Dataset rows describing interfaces

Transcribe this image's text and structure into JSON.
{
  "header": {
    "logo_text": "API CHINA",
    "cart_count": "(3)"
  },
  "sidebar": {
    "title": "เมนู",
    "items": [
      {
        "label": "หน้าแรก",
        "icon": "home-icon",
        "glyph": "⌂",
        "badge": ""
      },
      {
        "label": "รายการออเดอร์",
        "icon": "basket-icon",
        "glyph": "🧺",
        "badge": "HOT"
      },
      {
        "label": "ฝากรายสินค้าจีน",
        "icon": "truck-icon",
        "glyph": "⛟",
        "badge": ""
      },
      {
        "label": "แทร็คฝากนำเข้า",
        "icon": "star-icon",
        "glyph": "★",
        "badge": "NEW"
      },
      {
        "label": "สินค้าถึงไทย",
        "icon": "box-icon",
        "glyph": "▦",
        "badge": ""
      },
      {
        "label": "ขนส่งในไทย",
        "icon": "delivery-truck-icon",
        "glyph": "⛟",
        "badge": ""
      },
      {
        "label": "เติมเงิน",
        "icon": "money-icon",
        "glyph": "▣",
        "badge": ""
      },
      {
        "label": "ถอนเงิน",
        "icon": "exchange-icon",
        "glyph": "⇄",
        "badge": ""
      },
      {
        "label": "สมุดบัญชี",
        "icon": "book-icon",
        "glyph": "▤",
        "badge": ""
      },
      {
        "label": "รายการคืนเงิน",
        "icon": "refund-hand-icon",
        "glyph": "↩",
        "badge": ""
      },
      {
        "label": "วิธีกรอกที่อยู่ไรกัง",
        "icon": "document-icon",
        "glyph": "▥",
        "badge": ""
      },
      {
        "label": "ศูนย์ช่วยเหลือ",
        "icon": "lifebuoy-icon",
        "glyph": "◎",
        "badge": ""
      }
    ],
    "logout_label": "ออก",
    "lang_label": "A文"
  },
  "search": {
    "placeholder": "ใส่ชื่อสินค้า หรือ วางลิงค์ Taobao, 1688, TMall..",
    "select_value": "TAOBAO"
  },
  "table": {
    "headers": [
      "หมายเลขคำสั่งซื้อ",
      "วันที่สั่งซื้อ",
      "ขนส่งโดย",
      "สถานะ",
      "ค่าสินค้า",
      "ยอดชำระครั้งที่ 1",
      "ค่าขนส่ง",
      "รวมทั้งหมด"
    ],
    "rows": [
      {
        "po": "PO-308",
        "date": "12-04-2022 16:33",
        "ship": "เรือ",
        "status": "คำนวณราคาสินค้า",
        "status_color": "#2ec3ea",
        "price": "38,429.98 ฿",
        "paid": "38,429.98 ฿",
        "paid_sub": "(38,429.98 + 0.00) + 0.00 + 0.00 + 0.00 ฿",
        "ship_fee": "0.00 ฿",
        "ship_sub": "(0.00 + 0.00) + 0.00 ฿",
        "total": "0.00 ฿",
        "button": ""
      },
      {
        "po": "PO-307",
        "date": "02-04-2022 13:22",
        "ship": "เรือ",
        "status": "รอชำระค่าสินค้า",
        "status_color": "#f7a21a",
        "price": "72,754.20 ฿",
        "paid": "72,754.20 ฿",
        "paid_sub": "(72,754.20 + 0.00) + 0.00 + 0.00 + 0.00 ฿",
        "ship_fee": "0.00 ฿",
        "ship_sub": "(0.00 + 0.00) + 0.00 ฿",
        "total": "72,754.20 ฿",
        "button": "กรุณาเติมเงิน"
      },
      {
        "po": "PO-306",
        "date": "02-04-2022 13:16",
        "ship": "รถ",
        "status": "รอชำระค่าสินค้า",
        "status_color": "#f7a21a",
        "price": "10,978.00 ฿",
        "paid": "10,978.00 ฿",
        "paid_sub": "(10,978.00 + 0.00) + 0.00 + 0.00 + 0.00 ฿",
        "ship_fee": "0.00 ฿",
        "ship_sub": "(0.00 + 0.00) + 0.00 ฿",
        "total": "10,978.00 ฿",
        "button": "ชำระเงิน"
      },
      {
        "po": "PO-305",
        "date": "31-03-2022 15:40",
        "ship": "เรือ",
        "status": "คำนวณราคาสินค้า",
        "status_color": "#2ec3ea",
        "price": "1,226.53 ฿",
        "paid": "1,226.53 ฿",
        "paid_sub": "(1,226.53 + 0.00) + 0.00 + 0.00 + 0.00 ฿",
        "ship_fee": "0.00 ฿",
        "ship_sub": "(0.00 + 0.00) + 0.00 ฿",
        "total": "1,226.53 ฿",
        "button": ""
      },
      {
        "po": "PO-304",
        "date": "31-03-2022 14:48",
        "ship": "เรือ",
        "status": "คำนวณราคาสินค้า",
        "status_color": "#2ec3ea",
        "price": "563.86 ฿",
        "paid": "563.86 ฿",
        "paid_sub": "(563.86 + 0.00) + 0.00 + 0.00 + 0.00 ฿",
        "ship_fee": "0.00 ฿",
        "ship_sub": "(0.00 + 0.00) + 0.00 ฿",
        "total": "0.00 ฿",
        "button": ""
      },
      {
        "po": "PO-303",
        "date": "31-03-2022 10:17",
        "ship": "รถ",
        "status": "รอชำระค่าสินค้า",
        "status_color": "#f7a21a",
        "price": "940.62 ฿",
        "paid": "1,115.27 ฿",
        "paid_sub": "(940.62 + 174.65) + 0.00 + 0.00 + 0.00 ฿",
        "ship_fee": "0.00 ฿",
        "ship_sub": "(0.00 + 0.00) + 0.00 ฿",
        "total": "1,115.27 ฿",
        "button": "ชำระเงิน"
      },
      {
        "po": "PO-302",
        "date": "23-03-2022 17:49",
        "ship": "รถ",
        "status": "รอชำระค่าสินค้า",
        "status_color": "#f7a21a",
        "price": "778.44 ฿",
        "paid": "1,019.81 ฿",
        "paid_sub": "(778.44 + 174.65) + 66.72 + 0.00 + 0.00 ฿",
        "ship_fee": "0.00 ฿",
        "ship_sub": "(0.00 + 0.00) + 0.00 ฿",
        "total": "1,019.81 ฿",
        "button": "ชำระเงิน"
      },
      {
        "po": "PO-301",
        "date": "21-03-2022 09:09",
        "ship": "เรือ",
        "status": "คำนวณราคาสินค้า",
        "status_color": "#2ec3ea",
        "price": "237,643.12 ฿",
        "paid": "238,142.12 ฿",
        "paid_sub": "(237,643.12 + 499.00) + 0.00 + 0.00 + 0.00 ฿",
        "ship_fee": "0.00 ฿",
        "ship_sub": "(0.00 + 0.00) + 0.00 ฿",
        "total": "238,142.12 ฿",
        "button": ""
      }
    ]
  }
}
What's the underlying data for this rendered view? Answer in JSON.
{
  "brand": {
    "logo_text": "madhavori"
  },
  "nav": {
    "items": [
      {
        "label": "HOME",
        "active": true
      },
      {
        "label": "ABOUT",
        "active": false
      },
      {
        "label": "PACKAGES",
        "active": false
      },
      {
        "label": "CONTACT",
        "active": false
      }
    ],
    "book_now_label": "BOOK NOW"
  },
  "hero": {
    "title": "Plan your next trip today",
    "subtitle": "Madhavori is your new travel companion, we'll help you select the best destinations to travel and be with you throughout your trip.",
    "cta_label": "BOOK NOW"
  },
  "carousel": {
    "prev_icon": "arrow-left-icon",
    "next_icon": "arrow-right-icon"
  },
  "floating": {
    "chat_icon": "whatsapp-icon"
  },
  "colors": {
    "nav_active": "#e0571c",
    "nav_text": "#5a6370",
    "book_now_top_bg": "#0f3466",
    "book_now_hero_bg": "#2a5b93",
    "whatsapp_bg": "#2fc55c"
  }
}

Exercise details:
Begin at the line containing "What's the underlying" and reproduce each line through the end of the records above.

Reply to the exercise:
What's the underlying data for this rendered view? Answer in JSON.
{
  "brand": {
    "logo_text": "madhavori"
  },
  "nav": {
    "items": [
      {
        "label": "HOME",
        "active": true
      },
      {
        "label": "ABOUT",
        "active": false
      },
      {
        "label": "PACKAGES",
        "active": false
      },
      {
        "label": "CONTACT",
        "active": false
      }
    ],
    "book_now_label": "BOOK NOW"
  },
  "hero": {
    "title": "Plan your next trip today",
    "subtitle": "Madhavori is your new travel companion, we'll help you select the best destinations to travel and be with you throughout your trip.",
    "cta_label": "BOOK NOW"
  },
  "carousel": {
    "prev_icon": "arrow-left-icon",
    "next_icon": "arrow-right-icon"
  },
  "floating": {
    "chat_icon": "whatsapp-icon"
  },
  "colors": {
    "nav_active": "#e0571c",
    "nav_text": "#5a6370",
    "book_now_top_bg": "#0f3466",
    "book_now_hero_bg": "#2a5b93",
    "whatsapp_bg": "#2fc55c"
  }
}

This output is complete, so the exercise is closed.